In 1863, Georgi Rakovski came up with the idea of an alliance between all Christian peoples within the Ottoman Empire. With the consent of the Serbian government, he went for a diplomatic mission in Athens but did not enjoy support there. He settled in Bucharest, where he published the Budashnost newspaper and the Bulgarska starina magazine.
At the end of 1866 he established the Supreme People’s Bulgarian Civilian Command and on January 1, 1867, issued the Provisional Law on the People’s Forest Companies in the year 1867. The law provided for the preparation of a general uprising organized by a central leadership and headed by troops that, on a signal, would cross into Bulgaria. In the spring of 1867, the Supreme Command sent the detachments of Philip Totyu and Panayot Hitov to the Bulgarian lands. On October 9, the same year, Georgi Rakovski died of tuberculosis. In 1885 his relics were transferred to Sofia.
Georgi Rakovski was not only a prominent revolutionary figure, but also a talented writer and historian. His interests in the past and the way of life of the Bulgarians dated back to the time when he studied in the lyceum in Istanbul, but his serious academic activities were related to his two-year stay in Russia. During his stay in Novi Sad, he planned to write a complete history of Bulgaria and asked friends and acquaintances to provide him with materials. Rakovski obtained unknown manuscripts, some of which he published. Among them were excerpts from the vitae of St Petka, fragments of several gospels, and notes by writer Yosif Bradati. His main merit was the search and publication of historical sources of Bulgarian origin. Rakovski sought to study and explain historical events based on original local sources.
- Предвестник Горскаго пътника. Нови Сад 1856.
- Горский пътник. Нови Сад 1857.
- Показалец или Ръководство как да ся изискват и издирят най-стари черти нашего бития, язика, народопоколения, стараго ни правления, славнаго ни прошествия и проч. Одеса 1959.
- Глас едного българина. Земун 1860.
- Кратко разсъждение върху тъмния и лъжовния начяла, на коих е основана стара повестност европейских народов. Белград 1860.
- Няколко речи о Асеню първому, великому царю българскому и сину му Асеню второму. Белград 1860.
- Отговор на богословская гръцка брошура. Белград 1860.
- Преселение в Русия или руската убийствена политика за българите. Букурещ 1861.
- Българский вероизповеден въпрос с фанариотите и голямая мечтайна идея панелинизма.

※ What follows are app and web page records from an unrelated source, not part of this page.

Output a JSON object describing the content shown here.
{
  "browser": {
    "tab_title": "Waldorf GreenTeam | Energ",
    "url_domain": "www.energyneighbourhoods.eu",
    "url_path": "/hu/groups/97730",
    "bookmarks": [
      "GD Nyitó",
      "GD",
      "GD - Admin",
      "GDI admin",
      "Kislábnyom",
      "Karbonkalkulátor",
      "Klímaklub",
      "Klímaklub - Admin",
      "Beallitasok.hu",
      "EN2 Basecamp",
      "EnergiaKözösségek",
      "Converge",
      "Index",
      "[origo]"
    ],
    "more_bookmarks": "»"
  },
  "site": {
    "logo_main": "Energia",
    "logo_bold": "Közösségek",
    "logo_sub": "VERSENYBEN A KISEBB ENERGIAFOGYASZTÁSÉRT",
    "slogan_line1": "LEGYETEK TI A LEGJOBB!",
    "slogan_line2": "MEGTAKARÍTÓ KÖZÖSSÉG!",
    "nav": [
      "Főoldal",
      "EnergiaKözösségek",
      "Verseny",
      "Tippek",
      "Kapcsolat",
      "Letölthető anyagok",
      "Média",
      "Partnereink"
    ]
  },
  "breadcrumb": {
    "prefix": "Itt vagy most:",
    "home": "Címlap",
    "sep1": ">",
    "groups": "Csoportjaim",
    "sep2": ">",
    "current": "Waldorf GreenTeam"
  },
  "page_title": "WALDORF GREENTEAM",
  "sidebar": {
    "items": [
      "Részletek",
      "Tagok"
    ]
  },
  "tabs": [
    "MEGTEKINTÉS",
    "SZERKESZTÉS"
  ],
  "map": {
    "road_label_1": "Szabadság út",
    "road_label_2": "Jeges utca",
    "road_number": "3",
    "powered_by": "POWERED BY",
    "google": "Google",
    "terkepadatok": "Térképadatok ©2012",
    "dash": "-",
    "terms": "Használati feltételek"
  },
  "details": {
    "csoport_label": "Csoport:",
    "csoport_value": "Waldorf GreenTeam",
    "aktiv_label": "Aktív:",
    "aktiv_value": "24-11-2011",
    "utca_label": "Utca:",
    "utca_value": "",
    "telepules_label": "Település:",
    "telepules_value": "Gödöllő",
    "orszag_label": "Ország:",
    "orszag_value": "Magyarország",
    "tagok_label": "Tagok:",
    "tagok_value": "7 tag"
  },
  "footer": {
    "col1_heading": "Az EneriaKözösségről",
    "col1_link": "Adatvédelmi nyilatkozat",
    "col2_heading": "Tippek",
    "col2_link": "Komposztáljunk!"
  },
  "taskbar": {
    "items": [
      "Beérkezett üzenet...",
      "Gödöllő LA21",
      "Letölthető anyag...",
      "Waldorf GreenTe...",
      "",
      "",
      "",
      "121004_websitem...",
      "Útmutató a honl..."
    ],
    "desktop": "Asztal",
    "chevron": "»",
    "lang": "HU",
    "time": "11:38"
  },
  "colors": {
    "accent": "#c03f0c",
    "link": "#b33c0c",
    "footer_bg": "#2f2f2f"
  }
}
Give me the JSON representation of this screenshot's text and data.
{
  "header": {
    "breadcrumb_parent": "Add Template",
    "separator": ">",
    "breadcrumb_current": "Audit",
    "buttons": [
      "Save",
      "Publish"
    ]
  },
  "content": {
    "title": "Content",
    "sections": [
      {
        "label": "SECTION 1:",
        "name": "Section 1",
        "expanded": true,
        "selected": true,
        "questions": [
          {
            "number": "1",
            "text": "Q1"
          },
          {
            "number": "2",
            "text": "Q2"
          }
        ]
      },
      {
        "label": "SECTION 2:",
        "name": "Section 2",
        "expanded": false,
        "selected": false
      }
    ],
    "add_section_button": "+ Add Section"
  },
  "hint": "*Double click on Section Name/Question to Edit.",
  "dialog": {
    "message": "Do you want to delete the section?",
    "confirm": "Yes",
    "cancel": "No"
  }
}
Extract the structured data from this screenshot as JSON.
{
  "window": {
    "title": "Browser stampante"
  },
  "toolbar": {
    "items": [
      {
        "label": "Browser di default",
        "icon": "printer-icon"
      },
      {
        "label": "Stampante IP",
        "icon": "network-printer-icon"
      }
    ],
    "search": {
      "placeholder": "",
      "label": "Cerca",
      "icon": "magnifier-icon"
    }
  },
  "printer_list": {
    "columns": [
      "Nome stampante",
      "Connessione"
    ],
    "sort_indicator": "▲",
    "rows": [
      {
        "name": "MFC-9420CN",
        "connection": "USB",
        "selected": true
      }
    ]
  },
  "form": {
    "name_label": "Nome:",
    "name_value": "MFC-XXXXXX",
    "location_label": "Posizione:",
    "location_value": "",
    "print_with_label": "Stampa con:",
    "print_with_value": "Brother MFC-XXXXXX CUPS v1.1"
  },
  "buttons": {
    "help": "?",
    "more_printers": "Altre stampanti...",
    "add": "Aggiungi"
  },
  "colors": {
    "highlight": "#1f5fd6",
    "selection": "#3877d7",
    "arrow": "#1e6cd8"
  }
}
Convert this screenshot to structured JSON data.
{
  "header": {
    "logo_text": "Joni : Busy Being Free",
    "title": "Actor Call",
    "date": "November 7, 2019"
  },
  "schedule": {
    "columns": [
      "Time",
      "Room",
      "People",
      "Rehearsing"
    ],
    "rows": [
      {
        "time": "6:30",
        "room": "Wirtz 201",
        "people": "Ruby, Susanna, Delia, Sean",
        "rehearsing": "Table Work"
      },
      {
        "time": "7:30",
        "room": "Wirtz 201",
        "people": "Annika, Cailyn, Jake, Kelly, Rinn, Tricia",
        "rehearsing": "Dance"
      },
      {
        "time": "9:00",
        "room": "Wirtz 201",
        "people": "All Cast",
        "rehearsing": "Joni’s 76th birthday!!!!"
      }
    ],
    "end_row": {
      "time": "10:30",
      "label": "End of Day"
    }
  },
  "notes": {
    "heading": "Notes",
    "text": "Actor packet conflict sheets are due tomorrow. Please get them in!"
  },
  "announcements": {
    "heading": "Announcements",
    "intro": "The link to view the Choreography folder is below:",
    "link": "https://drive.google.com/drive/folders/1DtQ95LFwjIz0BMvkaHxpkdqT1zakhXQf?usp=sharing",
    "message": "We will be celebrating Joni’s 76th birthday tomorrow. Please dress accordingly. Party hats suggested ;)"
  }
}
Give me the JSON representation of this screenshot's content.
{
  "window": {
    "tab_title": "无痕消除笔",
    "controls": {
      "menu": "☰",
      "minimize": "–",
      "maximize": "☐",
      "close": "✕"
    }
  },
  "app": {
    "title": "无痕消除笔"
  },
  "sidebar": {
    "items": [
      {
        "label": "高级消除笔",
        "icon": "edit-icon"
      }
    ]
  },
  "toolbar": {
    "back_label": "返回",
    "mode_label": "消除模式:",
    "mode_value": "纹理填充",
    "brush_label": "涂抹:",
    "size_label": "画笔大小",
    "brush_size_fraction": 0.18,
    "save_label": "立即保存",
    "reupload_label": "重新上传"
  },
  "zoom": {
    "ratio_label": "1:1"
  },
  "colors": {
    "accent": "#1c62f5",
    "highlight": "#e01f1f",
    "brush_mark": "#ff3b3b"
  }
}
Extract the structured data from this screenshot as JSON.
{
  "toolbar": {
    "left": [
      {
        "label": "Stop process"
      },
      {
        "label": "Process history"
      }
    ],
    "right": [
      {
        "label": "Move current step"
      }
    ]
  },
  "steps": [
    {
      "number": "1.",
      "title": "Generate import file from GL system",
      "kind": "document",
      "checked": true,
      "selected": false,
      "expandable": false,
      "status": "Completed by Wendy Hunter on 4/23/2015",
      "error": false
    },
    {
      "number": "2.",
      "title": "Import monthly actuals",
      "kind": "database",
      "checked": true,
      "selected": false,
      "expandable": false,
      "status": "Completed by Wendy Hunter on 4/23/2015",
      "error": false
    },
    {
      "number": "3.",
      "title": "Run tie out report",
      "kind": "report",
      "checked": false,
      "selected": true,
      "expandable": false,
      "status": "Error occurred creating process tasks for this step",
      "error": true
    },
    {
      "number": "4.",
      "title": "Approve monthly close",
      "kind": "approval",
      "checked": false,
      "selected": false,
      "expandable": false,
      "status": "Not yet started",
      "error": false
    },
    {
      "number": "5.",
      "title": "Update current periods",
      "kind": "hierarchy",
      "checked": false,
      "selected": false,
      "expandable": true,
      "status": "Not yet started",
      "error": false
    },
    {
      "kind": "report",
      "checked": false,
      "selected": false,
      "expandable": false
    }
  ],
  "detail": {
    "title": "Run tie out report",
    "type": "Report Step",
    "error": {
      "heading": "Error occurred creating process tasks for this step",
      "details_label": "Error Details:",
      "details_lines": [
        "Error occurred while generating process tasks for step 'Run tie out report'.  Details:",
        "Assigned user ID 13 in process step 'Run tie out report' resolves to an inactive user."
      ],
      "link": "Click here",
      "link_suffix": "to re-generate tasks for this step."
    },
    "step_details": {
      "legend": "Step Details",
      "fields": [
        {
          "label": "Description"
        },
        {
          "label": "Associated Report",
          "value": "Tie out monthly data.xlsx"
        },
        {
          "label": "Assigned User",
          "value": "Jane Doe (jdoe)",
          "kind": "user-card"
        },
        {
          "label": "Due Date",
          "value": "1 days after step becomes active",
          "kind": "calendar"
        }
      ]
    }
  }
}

Букурещ 1864.
- Българска старина. Букурещ 1865.
- Българските хайдути: тяхното начало и тяхната постоянна борба с турците от падения Българий до днешните времена. Букурещ 1867.
- Арнаудов, М. Георги Стойков Раковски. Живот, дело, идеи. София 1969.
- Трайков, В. Георги Стойков Раковски. Биография. София 1974.
- Христов, Хр. Раковски като историограф. – В: Георги Стойков Раковски. Възгледи, дейност и живот. Т. 1. София 1964, 163–188.